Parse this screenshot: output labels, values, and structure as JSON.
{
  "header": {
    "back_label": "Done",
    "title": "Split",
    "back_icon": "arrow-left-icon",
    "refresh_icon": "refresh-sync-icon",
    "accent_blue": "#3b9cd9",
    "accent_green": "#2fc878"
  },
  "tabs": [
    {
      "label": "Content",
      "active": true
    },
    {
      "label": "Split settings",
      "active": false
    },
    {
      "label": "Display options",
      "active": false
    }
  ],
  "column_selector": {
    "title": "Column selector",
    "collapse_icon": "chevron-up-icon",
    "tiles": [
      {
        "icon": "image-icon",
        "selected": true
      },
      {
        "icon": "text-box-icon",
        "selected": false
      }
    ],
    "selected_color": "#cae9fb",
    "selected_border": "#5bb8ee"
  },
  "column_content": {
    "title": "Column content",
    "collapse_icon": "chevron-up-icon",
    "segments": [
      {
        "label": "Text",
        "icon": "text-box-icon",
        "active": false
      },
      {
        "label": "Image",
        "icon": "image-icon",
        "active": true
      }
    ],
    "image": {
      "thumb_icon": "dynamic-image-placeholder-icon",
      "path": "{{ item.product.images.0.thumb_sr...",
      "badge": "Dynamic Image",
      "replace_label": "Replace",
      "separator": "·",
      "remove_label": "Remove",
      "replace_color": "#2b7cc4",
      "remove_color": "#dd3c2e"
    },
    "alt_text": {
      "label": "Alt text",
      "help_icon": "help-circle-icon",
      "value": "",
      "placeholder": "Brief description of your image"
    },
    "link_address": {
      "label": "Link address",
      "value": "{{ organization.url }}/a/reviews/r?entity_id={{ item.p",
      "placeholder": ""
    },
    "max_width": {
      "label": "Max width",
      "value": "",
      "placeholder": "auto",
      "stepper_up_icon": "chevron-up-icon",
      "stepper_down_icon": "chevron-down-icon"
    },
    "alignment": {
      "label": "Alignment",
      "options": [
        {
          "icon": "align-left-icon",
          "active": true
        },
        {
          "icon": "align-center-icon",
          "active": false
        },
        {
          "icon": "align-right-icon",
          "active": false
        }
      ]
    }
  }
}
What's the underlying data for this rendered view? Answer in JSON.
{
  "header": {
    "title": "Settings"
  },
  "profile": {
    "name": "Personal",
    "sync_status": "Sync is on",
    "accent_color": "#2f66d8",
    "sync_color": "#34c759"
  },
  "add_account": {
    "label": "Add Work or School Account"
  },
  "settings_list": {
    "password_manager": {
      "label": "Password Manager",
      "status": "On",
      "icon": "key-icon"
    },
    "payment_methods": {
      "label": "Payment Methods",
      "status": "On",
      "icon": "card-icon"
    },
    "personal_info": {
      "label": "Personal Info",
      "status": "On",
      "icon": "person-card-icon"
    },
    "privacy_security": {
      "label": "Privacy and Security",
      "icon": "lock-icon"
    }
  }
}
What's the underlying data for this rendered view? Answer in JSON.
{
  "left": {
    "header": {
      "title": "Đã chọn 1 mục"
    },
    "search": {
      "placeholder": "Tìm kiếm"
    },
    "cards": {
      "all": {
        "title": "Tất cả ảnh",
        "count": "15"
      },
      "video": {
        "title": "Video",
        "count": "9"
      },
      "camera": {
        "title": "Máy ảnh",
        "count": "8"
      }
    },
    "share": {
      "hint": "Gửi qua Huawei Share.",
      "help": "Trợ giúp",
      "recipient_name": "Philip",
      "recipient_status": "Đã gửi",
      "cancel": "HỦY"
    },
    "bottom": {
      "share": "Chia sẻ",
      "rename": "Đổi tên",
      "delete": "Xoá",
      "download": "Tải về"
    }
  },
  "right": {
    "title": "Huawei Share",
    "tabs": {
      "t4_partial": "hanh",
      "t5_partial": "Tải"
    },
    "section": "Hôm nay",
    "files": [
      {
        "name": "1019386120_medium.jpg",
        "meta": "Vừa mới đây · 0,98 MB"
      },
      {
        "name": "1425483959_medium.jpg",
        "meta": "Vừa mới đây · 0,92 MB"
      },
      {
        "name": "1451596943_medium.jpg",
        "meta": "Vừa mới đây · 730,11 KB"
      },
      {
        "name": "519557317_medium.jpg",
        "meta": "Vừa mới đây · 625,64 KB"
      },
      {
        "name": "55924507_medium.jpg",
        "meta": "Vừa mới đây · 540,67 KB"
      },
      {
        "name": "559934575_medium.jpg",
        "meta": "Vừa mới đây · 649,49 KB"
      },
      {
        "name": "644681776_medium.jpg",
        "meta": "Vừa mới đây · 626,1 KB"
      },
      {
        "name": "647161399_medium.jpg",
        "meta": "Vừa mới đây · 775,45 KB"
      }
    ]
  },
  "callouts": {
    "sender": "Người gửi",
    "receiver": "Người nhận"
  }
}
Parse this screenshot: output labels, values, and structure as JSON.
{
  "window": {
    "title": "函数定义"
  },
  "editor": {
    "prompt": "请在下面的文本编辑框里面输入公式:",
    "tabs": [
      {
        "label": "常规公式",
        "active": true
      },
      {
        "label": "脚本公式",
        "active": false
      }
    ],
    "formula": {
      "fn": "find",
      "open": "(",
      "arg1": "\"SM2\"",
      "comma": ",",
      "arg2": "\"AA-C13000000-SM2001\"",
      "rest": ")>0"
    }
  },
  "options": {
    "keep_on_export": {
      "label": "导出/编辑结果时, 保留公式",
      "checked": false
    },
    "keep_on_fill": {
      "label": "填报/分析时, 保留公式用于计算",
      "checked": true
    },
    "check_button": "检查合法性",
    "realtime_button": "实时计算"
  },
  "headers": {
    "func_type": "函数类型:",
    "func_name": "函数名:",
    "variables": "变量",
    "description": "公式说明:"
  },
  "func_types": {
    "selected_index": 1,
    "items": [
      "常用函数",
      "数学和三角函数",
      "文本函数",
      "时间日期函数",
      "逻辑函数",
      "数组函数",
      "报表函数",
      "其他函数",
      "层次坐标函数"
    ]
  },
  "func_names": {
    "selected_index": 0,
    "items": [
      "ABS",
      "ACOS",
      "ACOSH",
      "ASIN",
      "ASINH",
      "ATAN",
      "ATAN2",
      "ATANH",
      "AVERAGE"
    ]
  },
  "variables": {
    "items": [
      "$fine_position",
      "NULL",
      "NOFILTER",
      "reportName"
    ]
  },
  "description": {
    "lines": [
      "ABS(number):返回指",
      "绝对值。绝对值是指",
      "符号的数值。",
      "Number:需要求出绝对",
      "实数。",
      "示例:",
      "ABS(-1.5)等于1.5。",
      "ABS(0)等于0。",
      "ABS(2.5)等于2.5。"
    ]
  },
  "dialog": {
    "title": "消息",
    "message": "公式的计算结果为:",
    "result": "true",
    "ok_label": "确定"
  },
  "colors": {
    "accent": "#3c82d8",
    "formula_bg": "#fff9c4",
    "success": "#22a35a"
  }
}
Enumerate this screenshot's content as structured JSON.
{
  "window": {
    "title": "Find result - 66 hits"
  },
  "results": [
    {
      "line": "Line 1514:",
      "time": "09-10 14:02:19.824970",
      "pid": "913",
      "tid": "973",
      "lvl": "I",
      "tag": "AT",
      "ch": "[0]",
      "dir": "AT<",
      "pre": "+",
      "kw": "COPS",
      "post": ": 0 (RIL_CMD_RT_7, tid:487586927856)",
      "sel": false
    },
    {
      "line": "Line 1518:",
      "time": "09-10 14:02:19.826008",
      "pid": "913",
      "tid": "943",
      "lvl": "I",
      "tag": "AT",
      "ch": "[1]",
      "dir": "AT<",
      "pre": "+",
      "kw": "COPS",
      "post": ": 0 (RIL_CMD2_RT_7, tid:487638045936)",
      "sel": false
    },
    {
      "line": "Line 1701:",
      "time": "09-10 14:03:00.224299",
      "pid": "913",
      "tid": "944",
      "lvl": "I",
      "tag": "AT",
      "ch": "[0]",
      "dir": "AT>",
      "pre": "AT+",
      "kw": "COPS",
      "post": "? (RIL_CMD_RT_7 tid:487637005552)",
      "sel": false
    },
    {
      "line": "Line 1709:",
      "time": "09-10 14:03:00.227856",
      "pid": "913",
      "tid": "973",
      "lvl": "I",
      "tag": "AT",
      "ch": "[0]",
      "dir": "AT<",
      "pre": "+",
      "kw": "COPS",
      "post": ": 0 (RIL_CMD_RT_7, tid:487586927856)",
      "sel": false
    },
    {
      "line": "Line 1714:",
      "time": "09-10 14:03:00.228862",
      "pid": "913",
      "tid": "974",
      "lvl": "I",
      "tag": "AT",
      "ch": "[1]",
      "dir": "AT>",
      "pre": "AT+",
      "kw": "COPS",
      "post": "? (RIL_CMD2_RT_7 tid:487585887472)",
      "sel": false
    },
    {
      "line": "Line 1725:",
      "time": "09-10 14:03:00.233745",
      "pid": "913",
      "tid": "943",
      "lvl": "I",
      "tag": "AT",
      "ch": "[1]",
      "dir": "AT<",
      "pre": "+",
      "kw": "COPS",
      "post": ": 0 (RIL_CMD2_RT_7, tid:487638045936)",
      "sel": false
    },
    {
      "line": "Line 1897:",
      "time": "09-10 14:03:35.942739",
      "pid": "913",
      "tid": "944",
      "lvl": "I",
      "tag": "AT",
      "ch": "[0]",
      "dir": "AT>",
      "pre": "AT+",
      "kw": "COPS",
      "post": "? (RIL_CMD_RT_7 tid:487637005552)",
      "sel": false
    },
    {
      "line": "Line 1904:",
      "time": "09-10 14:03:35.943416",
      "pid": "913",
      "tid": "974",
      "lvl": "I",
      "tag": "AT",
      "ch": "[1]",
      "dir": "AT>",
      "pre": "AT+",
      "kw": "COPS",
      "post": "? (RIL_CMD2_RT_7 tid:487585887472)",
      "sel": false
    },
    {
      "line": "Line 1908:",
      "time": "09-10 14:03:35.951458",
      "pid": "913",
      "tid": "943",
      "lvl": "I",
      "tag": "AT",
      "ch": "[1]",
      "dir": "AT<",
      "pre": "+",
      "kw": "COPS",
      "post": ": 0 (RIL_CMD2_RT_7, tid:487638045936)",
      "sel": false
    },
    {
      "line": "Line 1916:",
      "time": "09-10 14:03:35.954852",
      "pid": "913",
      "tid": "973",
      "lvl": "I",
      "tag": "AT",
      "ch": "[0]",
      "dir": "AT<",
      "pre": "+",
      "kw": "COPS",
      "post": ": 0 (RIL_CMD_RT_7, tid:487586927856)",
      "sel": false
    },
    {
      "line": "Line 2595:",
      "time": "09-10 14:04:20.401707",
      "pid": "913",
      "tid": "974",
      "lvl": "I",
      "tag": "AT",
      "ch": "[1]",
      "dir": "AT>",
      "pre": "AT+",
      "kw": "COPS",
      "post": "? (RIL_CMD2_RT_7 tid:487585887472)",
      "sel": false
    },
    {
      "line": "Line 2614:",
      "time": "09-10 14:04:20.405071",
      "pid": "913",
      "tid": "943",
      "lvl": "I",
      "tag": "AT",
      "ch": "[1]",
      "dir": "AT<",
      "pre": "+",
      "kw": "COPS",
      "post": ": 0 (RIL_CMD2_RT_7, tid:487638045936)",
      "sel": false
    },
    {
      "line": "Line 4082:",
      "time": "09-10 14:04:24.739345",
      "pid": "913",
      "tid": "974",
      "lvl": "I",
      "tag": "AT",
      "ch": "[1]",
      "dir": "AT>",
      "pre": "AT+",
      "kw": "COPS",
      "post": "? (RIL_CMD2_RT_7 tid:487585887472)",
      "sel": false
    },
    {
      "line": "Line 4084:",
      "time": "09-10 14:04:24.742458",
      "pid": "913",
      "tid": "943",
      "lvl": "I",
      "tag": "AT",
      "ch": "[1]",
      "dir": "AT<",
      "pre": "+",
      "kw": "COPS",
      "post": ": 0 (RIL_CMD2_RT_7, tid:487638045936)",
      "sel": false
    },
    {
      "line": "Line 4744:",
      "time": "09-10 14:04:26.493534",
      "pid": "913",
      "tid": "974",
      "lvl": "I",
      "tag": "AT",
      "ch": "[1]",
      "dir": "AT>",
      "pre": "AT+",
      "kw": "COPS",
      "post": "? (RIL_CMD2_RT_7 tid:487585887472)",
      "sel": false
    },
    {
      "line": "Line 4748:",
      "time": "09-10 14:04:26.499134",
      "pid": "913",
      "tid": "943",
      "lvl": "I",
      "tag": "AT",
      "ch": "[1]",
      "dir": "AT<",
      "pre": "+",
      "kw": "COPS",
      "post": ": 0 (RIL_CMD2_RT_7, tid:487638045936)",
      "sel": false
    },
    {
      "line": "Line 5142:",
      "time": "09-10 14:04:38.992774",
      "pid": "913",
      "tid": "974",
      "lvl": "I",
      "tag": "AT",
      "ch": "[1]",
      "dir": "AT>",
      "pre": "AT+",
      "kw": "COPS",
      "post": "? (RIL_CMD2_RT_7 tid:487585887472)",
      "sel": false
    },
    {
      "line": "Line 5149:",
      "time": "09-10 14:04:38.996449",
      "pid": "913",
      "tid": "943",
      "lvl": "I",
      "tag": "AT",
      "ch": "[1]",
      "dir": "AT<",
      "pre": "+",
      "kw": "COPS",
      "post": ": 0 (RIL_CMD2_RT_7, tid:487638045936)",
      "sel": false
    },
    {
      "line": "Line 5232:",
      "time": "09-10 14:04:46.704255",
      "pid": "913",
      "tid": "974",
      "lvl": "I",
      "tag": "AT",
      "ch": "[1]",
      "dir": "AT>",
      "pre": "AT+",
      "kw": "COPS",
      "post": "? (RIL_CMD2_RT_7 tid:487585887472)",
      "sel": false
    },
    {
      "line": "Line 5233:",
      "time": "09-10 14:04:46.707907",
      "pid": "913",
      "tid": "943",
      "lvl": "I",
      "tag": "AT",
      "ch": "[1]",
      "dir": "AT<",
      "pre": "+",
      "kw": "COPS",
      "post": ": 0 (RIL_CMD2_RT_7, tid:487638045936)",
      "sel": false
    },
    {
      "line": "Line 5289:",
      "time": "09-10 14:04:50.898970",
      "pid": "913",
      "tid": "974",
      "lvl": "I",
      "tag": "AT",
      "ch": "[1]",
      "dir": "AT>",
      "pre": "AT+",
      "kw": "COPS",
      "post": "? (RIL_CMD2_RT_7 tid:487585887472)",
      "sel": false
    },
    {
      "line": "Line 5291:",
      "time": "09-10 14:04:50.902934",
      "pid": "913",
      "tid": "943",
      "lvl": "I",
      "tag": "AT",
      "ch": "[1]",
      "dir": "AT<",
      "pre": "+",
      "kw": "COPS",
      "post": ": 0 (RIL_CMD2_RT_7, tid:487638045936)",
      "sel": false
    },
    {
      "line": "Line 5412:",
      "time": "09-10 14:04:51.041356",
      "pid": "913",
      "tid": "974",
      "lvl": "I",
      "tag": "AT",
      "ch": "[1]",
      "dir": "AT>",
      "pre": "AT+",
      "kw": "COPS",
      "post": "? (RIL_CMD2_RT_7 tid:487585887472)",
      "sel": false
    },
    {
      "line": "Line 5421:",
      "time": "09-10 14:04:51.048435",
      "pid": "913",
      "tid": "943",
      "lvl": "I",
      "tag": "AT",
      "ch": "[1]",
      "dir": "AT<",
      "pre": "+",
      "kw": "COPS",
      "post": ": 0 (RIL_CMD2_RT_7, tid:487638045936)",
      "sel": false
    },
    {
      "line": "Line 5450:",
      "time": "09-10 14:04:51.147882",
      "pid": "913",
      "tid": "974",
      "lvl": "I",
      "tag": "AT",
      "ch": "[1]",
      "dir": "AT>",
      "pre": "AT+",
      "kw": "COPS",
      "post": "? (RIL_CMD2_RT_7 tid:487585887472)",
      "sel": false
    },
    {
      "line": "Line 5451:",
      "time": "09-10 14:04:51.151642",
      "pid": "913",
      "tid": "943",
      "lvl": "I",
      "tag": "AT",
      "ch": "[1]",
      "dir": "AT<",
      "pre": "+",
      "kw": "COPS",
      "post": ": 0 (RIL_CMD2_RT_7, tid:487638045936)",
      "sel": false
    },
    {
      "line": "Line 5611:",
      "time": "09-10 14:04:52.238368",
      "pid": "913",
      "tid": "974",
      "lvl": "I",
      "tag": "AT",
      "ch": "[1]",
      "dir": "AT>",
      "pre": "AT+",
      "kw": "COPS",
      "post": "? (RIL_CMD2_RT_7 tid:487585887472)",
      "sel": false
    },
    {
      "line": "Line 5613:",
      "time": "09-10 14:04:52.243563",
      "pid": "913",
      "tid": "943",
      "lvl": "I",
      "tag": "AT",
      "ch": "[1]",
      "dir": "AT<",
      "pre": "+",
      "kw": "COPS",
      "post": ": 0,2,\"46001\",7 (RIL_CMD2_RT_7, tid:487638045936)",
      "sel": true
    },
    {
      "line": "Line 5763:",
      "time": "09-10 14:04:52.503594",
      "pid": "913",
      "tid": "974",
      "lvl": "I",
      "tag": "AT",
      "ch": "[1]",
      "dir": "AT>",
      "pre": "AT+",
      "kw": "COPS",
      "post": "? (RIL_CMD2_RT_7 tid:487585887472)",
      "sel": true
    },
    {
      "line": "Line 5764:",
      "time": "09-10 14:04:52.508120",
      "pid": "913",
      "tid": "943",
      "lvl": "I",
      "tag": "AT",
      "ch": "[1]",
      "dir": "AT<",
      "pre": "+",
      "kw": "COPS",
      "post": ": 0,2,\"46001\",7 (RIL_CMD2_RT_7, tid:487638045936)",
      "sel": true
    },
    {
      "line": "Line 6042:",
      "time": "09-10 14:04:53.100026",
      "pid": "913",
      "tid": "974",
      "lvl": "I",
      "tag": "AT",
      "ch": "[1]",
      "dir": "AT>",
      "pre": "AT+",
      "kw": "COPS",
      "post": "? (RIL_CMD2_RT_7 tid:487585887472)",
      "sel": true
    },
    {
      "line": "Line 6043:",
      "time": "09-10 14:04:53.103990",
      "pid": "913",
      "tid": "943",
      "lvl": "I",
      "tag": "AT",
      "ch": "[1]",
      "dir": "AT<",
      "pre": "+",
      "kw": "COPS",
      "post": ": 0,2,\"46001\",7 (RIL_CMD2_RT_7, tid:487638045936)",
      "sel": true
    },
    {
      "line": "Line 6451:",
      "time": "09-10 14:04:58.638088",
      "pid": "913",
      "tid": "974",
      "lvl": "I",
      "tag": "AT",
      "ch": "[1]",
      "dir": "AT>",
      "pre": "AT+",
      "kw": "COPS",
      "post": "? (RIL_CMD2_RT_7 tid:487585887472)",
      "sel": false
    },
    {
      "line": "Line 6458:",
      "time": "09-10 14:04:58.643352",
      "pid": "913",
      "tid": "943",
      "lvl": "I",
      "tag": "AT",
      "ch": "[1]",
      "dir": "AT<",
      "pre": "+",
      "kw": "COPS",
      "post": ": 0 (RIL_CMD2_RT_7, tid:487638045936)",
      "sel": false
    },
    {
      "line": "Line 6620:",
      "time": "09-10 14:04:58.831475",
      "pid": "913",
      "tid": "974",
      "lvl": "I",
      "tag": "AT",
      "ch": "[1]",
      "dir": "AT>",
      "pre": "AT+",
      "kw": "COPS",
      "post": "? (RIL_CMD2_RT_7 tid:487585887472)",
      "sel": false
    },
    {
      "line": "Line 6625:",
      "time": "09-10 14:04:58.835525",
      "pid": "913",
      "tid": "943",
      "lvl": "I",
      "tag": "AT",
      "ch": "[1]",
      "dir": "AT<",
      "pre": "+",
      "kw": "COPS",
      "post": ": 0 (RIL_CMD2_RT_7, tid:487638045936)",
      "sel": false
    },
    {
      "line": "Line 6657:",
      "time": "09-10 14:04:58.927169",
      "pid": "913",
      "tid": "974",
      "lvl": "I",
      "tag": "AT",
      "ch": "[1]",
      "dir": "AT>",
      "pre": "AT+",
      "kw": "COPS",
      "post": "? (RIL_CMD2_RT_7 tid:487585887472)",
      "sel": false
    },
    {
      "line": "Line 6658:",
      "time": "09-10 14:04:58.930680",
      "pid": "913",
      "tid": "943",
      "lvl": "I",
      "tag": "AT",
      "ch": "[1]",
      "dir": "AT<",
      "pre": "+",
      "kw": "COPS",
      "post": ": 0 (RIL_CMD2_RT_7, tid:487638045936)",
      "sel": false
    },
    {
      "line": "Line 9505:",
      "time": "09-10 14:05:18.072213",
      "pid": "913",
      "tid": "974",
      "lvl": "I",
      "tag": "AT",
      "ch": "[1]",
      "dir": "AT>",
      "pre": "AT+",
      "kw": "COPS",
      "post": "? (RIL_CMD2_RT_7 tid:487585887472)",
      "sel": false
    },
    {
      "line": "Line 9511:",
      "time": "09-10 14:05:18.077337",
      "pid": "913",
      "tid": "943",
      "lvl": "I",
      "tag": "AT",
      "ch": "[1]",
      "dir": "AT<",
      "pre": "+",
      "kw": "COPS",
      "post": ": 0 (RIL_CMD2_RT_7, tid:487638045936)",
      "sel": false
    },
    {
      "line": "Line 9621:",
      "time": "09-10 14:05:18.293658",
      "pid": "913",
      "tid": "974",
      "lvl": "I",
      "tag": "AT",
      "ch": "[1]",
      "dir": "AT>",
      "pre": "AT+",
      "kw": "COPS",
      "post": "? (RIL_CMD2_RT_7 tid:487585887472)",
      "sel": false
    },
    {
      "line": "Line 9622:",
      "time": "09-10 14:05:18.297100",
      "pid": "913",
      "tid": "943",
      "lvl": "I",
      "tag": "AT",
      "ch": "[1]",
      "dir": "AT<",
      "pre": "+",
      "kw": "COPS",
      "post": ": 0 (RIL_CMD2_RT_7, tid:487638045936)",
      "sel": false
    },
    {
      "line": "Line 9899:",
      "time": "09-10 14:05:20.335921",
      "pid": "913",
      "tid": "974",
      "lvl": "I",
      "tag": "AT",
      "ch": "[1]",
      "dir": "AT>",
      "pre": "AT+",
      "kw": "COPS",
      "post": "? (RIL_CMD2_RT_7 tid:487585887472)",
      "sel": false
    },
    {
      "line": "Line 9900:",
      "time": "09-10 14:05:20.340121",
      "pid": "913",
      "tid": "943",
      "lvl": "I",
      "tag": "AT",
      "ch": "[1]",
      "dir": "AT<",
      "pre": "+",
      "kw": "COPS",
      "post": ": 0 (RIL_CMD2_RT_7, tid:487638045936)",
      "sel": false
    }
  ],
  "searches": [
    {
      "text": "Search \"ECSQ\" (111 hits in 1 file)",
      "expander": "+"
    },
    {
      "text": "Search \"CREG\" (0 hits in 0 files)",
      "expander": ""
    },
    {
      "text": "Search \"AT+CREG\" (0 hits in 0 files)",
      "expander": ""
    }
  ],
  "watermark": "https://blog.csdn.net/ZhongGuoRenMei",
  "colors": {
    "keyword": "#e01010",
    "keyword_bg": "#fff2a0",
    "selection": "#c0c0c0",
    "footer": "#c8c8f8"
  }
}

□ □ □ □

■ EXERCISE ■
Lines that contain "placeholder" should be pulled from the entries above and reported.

■ OUTPUT OF THE EXERCISE ■
      "thumb_icon": "dynamic-image-placeholder-icon",
      "placeholder": "Brief description of your image"
      "placeholder": ""
      "placeholder": "auto",
      "placeholder": "Tìm kiếm"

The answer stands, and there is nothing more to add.